Data Block Start

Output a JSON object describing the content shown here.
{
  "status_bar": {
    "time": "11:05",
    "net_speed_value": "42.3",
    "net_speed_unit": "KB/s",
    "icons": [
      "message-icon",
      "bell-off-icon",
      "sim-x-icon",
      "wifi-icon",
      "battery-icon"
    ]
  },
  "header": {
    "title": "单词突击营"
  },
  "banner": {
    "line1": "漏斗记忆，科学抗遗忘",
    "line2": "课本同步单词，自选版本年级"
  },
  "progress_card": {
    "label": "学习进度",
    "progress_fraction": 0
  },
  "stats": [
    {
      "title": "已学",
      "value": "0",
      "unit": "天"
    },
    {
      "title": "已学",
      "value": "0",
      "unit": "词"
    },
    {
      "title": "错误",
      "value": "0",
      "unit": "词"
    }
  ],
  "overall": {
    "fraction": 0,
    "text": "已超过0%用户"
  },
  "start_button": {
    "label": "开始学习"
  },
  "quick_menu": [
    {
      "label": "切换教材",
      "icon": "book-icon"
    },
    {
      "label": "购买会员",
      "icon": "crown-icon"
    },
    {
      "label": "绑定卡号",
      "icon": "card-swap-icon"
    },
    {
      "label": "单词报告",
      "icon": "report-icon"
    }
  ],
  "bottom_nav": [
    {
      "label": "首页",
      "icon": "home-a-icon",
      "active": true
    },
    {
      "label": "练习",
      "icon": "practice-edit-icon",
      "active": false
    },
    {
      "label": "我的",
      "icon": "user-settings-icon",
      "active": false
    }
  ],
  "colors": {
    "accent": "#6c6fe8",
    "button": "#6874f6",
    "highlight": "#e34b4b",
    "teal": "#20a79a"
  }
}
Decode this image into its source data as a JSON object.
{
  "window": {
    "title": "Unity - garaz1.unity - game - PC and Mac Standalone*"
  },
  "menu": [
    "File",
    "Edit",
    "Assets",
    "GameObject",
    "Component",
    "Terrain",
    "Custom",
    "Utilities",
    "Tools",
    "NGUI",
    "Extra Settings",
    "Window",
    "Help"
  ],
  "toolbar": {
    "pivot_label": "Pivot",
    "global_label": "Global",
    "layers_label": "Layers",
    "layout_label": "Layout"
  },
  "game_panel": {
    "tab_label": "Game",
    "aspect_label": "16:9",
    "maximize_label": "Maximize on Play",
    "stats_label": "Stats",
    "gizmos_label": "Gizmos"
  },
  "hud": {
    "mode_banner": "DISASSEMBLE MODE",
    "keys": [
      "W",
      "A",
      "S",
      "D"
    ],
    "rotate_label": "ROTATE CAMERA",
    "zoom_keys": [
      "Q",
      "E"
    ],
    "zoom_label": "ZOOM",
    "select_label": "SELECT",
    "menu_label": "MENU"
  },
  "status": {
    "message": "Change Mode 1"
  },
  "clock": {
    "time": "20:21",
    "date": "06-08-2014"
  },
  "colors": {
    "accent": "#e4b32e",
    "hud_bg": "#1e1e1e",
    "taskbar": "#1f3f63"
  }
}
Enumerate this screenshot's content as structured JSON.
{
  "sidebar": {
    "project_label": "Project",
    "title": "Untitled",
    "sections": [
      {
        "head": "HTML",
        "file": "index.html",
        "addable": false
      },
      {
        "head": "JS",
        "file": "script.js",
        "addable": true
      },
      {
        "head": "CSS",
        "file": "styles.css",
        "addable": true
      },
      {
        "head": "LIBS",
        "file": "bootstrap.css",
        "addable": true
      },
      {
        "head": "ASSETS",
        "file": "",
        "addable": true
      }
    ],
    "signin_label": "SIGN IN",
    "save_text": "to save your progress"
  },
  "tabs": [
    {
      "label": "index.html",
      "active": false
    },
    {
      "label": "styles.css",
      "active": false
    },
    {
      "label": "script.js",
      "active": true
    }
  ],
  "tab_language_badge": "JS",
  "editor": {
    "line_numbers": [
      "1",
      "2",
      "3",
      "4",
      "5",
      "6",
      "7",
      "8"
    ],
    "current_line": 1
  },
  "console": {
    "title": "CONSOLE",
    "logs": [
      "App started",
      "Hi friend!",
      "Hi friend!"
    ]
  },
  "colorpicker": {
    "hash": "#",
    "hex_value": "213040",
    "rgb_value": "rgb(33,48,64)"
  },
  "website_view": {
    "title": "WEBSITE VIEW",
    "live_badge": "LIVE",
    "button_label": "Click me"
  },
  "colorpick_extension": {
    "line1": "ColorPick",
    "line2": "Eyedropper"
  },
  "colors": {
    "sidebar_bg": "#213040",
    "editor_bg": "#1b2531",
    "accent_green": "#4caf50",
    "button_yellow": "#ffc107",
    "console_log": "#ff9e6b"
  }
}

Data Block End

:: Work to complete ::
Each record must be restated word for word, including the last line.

:: Result for this task ::
Output a JSON object describing the content shown here.
{
  "status_bar": {
    "time": "11:05",
    "net_speed_value": "42.3",
    "net_speed_unit": "KB/s",
    "icons": [
      "message-icon",
      "bell-off-icon",
      "sim-x-icon",
      "wifi-icon",
      "battery-icon"
    ]
  },
  "header": {
    "title": "单词突击营"
  },
  "banner": {
    "line1": "漏斗记忆，科学抗遗忘",
    "line2": "课本同步单词，自选版本年级"
  },
  "progress_card": {
    "label": "学习进度",
    "progress_fraction": 0
  },
  "stats": [
    {
      "title": "已学",
      "value": "0",
      "unit": "天"
    },
    {
      "title": "已学",
      "value": "0",
      "unit": "词"
    },
    {
      "title": "错误",
      "value": "0",
      "unit": "词"
    }
  ],
  "overall": {
    "fraction": 0,
    "text": "已超过0%用户"
  },
  "start_button": {
    "label": "开始学习"
  },
  "quick_menu": [
    {
      "label": "切换教材",
      "icon": "book-icon"
    },
    {
      "label": "购买会员",
      "icon": "crown-icon"
    },
    {
      "label": "绑定卡号",
      "icon": "card-swap-icon"
    },
    {
      "label": "单词报告",
      "icon": "report-icon"
    }
  ],
  "bottom_nav": [
    {
      "label": "首页",
      "icon": "home-a-icon",
      "active": true
    },
    {
      "label": "练习",
      "icon": "practice-edit-icon",
      "active": false
    },
    {
      "label": "我的",
      "icon": "user-settings-icon",
      "active": false
    }
  ],
  "colors": {
    "accent": "#6c6fe8",
    "button": "#6874f6",
    "highlight": "#e34b4b",
    "teal": "#20a79a"
  }
}
Decode this image into its source data as a JSON object.
{
  "window": {
    "title": "Unity - garaz1.unity - game - PC and Mac Standalone*"
  },
  "menu": [
    "File",
    "Edit",
    "Assets",
    "GameObject",
    "Component",
    "Terrain",
    "Custom",
    "Utilities",
    "Tools",
    "NGUI",
    "Extra Settings",
    "Window",
    "Help"
  ],
  "toolbar": {
    "pivot_label": "Pivot",
    "global_label": "Global",
    "layers_label": "Layers",
    "layout_label": "Layout"
  },
  "game_panel": {
    "tab_label": "Game",
    "aspect_label": "16:9",
    "maximize_label": "Maximize on Play",
    "stats_label": "Stats",
    "gizmos_label": "Gizmos"
  },
  "hud": {
    "mode_banner": "DISASSEMBLE MODE",
    "keys": [
      "W",
      "A",
      "S",
      "D"
    ],
    "rotate_label": "ROTATE CAMERA",
    "zoom_keys": [
      "Q",
      "E"
    ],
    "zoom_label": "ZOOM",
    "select_label": "SELECT",
    "menu_label": "MENU"
  },
  "status": {
    "message": "Change Mode 1"
  },
  "clock": {
    "time": "20:21",
    "date": "06-08-2014"
  },
  "colors": {
    "accent": "#e4b32e",
    "hud_bg": "#1e1e1e",
    "taskbar": "#1f3f63"
  }
}
Enumerate this screenshot's content as structured JSON.
{
  "sidebar": {
    "project_label": "Project",
    "title": "Untitled",
    "sections": [
      {
        "head": "HTML",
        "file": "index.html",
        "addable": false
      },
      {
        "head": "JS",
        "file": "script.js",
        "addable": true
      },
      {
        "head": "CSS",
        "file": "styles.css",
        "addable": true
      },
      {
        "head": "LIBS",
        "file": "bootstrap.css",
        "addable": true
      },
      {
        "head": "ASSETS",
        "file": "",
        "addable": true
      }
    ],
    "signin_label": "SIGN IN",
    "save_text": "to save your progress"
  },
  "tabs": [
    {
      "label": "index.html",
      "active": false
    },
    {
      "label": "styles.css",
      "active": false
    },
    {
      "label": "script.js",
      "active": true
    }
  ],
  "tab_language_badge": "JS",
  "editor": {
    "line_numbers": [
      "1",
      "2",
      "3",
      "4",
      "5",
      "6",
      "7",
      "8"
    ],
    "current_line": 1
  },
  "console": {
    "title": "CONSOLE",
    "logs": [
      "App started",
      "Hi friend!",
      "Hi friend!"
    ]
  },
  "colorpicker": {
    "hash": "#",
    "hex_value": "213040",
    "rgb_value": "rgb(33,48,64)"
  },
  "website_view": {
    "title": "WEBSITE VIEW",
    "live_badge": "LIVE",
    "button_label": "Click me"
  },
  "colorpick_extension": {
    "line1": "ColorPick",
    "line2": "Eyedropper"
  },
  "colors": {
    "sidebar_bg": "#213040",
    "editor_bg": "#1b2531",
    "accent_green": "#4caf50",
    "button_yellow": "#ffc107",
    "console_log": "#ff9e6b"
  }
}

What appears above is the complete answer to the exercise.